If your civil partnership is not legally valid, the court will treat it as if it had never taken place or ever existed.
A civil partnership will be voidable, for example, if either you or your civil partner did not give valid consent, whether because you were forced or not of sound mind. Alternatively, it may be voidable where one of you, although capable of giving a valid consent, was suffering from a mental disorder that made you unfit for a civil partnership.
If voidable, this means the civil partnership was legal at the time it was registered, but it isn’t legal any longer.
If you want to apply for an annulment, generally speaking you must do so within three years of the date you registered your civil partnership, or after three years with leave of the court.
Taking legal advice about civil partnerships
Understanding your legal rights in a civil partnership is important, not least if your relationship breaks down, or on the death of either one of you.
When dissolving a civil partnership, complications can often arise in relation to disputes over finances and any children. You may also want to make provision for your children in the event that you die.
Alternatively, you may want to consider a legal separation, or even explore the possibility of having your civil partnership annulled.
By seeking professional legal help, you can feel assured that you fully understand your legal rights and responsibilities in a civil partnership. Moreover, your legal adviser can help you plan for any future unfortunate eventualities by way of a written will or otherwise.
The matters contained in this article are intended to be for general information purposes only. This article does not constitute legal advice, nor is it a complete or authoritative statement of the law, and should not be treated as such. Whilst every effort is made to ensure that the information is correct, no warranty, express or implied, is given as to its accuracy and no liability is accepted for any error or omission.

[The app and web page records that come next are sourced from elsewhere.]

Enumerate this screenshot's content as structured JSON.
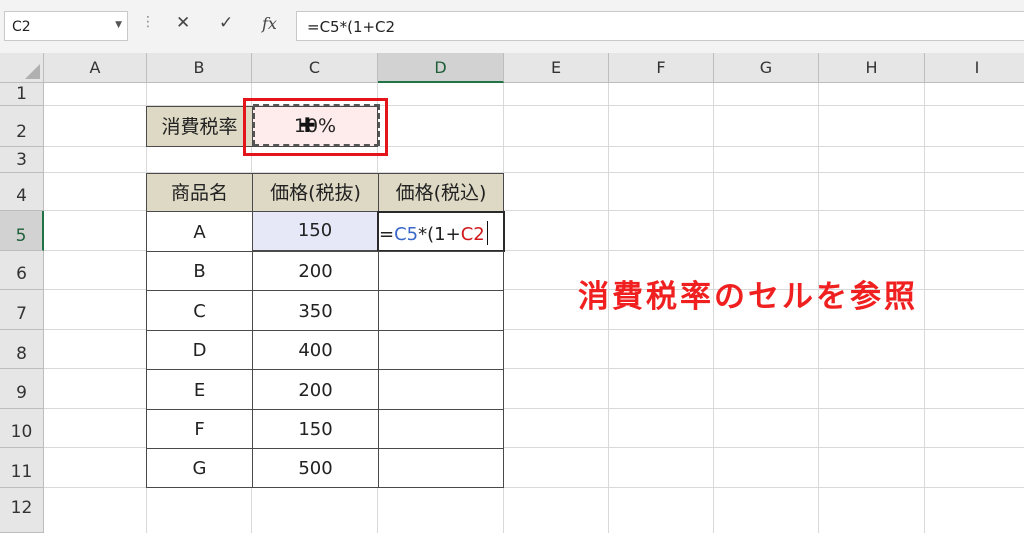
{
  "formula_bar": {
    "name_box": "C2",
    "cancel_symbol": "✕",
    "enter_symbol": "✓",
    "fx_label": "fx",
    "formula": "=C5*(1+C2"
  },
  "columns": [
    "A",
    "B",
    "C",
    "D",
    "E",
    "F",
    "G",
    "H",
    "I"
  ],
  "rows": [
    "1",
    "2",
    "3",
    "4",
    "5",
    "6",
    "7",
    "8",
    "9",
    "10",
    "11",
    "12"
  ],
  "sheet": {
    "b2_label": "消費税率",
    "c2_value": "10%",
    "table_headers": [
      "商品名",
      "価格(税抜)",
      "価格(税込)"
    ],
    "products": [
      {
        "name": "A",
        "price": "150"
      },
      {
        "name": "B",
        "price": "200"
      },
      {
        "name": "C",
        "price": "350"
      },
      {
        "name": "D",
        "price": "400"
      },
      {
        "name": "E",
        "price": "200"
      },
      {
        "name": "F",
        "price": "150"
      },
      {
        "name": "G",
        "price": "500"
      }
    ],
    "edit_formula": {
      "eq": "=",
      "ref1": "C5",
      "mid": "*(1+",
      "ref2": "C2"
    }
  },
  "annotation": "消費税率のセルを参照",
  "colors": {
    "highlight_red": "#e4141b",
    "ref_blue": "#3867c9",
    "ref_red": "#d0181c",
    "header_fill": "#ddd9c4",
    "accent_green": "#217346"
  }
}
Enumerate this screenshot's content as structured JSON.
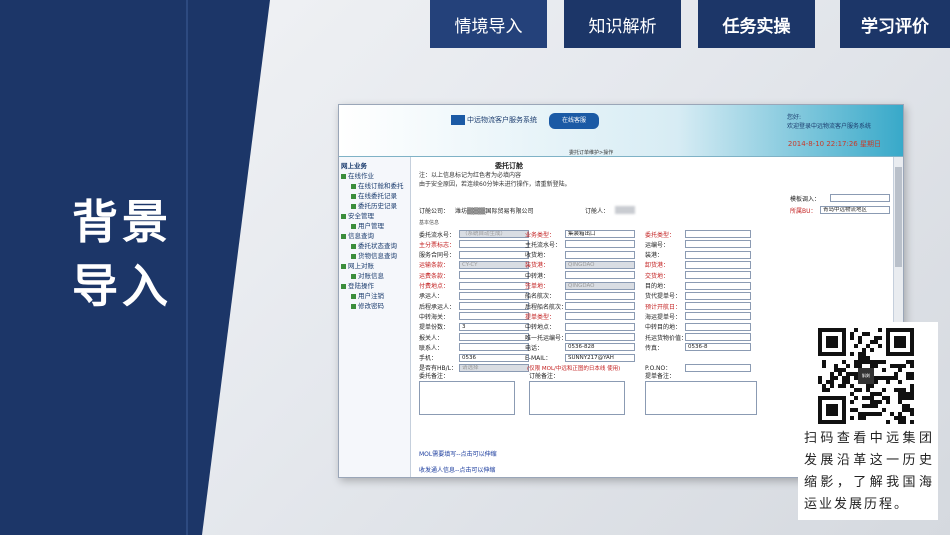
{
  "side_title": [
    "背景",
    "导入"
  ],
  "nav": {
    "tabs": [
      {
        "label": "情境导入"
      },
      {
        "label": "知识解析"
      },
      {
        "label": "任务实操"
      },
      {
        "label": "学习评价"
      }
    ]
  },
  "screenshot": {
    "header": {
      "system_name": "中远物流客户服务系统",
      "online_badge": "在线客服",
      "right_line1": "您好:",
      "right_line2": "欢迎登录中远物流客户服务系统",
      "date": "2014-8-10 22:17:26 星期日"
    },
    "breadcrumb": "委托订单维护>操作",
    "menu": [
      {
        "label": "网上业务",
        "level": "top"
      },
      {
        "label": "在线作业",
        "level": "group"
      },
      {
        "label": "在线订舱和委托",
        "level": "sub"
      },
      {
        "label": "在线委托记录",
        "level": "sub"
      },
      {
        "label": "委托历史记录",
        "level": "sub"
      },
      {
        "label": "安全管理",
        "level": "group"
      },
      {
        "label": "用户管理",
        "level": "sub"
      },
      {
        "label": "信息查询",
        "level": "group"
      },
      {
        "label": "委托状态查询",
        "level": "sub"
      },
      {
        "label": "货物信息查询",
        "level": "sub"
      },
      {
        "label": "网上对账",
        "level": "group"
      },
      {
        "label": "对账信息",
        "level": "sub"
      },
      {
        "label": "登陆操作",
        "level": "group"
      },
      {
        "label": "用户注销",
        "level": "sub"
      },
      {
        "label": "修改密码",
        "level": "sub"
      }
    ],
    "form": {
      "title": "委托订舱",
      "note_line1": "注：以上信息标记为红色者为必填内容",
      "note_line2": "由于安全原因，若连续60分钟未进行操作，请重新登陆。",
      "template_label": "模板调入：",
      "bu_label": "所属BU：",
      "bu_value": "青岛中远物流地区",
      "company_label": "订舱公司：",
      "company_value": "潍坊▒▒▒▒国际贸易有限公司",
      "booker_label": "订舱人：",
      "section_basic": "基本信息",
      "rows": [
        [
          "委托流水号：",
          "（系统自动生成）",
          "业务类型：",
          "集装箱出口",
          "委托类型：",
          ""
        ],
        [
          "主分票标志：",
          "",
          "主托流水号：",
          "",
          "运编号：",
          ""
        ],
        [
          "服务合同号：",
          "",
          "收货地：",
          "",
          "装港：",
          ""
        ],
        [
          "运输条款：",
          "CY-CY",
          "装货港：",
          "QINGDAO",
          "卸货港：",
          ""
        ],
        [
          "运费条款：",
          "",
          "中转港：",
          "",
          "交货地：",
          ""
        ],
        [
          "付费地点：",
          "",
          "签单地：",
          "QINGDAO",
          "目的地：",
          ""
        ],
        [
          "承运人：",
          "",
          "船名航次：",
          "",
          "货代提单号：",
          ""
        ],
        [
          "后程承运人：",
          "",
          "后程船名航次：",
          "",
          "预计开航日：",
          ""
        ],
        [
          "中转海关：",
          "",
          "提单类型：",
          "",
          "海运提单号：",
          ""
        ],
        [
          "提单份数：",
          "3",
          "中转地点：",
          "",
          "中转目的地：",
          ""
        ],
        [
          "报关人：",
          "",
          "唯一托运编号：",
          "",
          "托运货物价值：",
          ""
        ],
        [
          "联系人：",
          "",
          "电话：",
          "0536-828",
          "传真：",
          "0536-8"
        ],
        [
          "手机：",
          "0536",
          "E-MAIL：",
          "SUNNY217@YAH",
          "",
          ""
        ],
        [
          "是否有HB/L：",
          "请选择",
          "",
          "",
          "P.O.NO：",
          ""
        ]
      ],
      "hbl_note": "(仅限 MOL/中远和正图的日本线 使用)",
      "remark_labels": [
        "委托备注：",
        "订舱备注：",
        "提单备注："
      ],
      "mol_link": "MOL需要填写--点击可以伸缩",
      "extra_link": "收发通人信息--点击可以伸缩"
    }
  },
  "qr": {
    "logo_text": "斛剣",
    "caption": "扫码查看中远集团发展沿革这一历史缩影，了解我国海运业发展历程。"
  },
  "colors": {
    "navy": "#1c3668",
    "header_blue": "#38a9c9",
    "required_red": "#c32020"
  }
}
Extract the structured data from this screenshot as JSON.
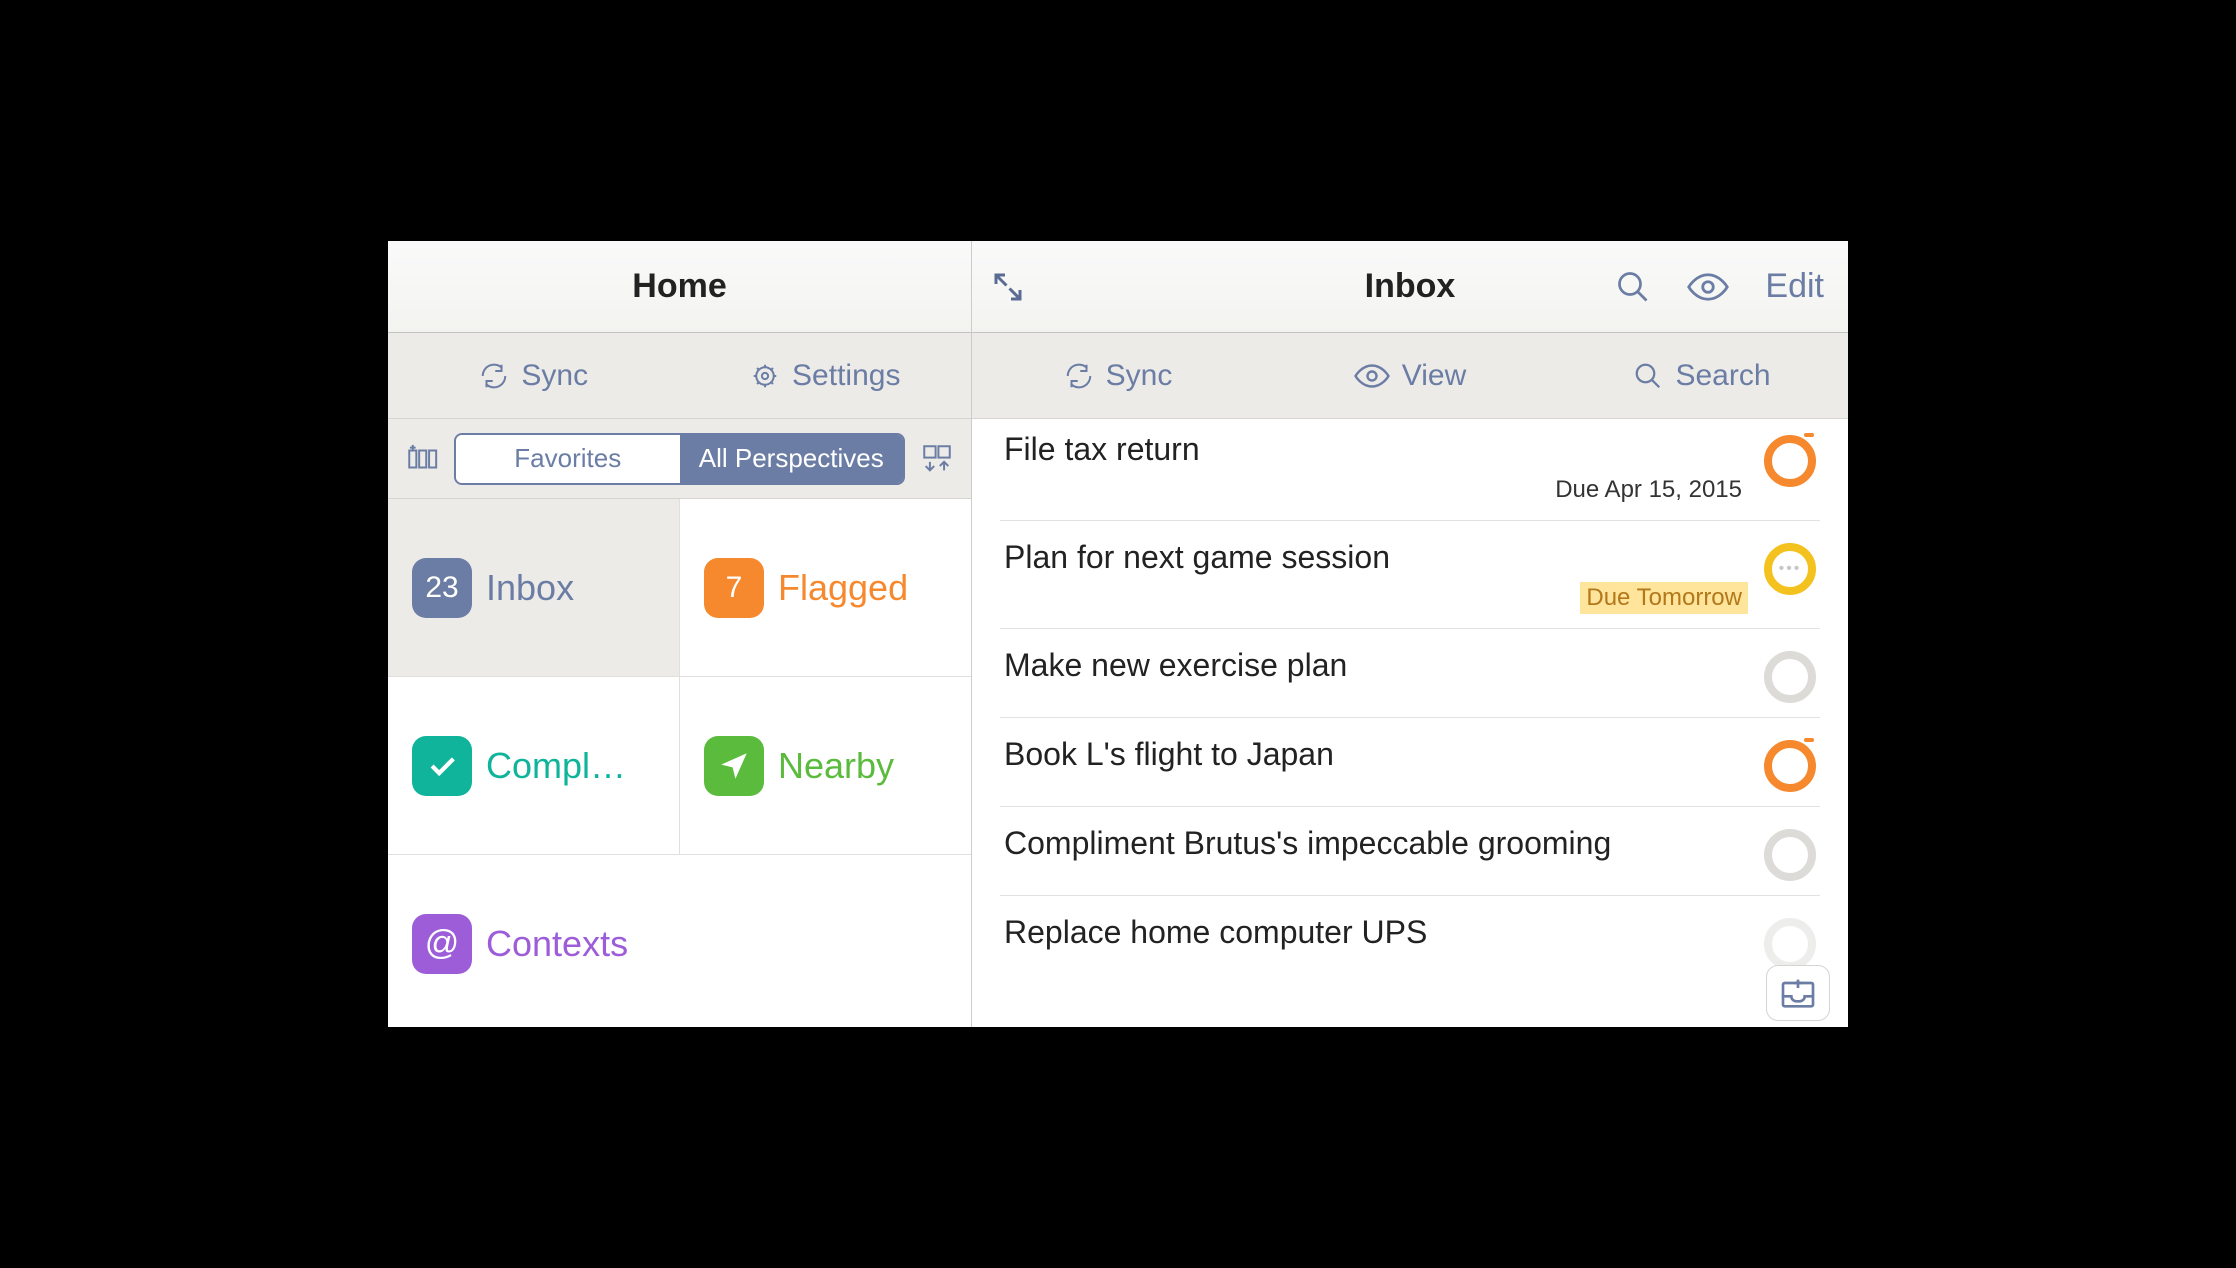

Before acting on any of the information contained herein, expert legal advice should be sought.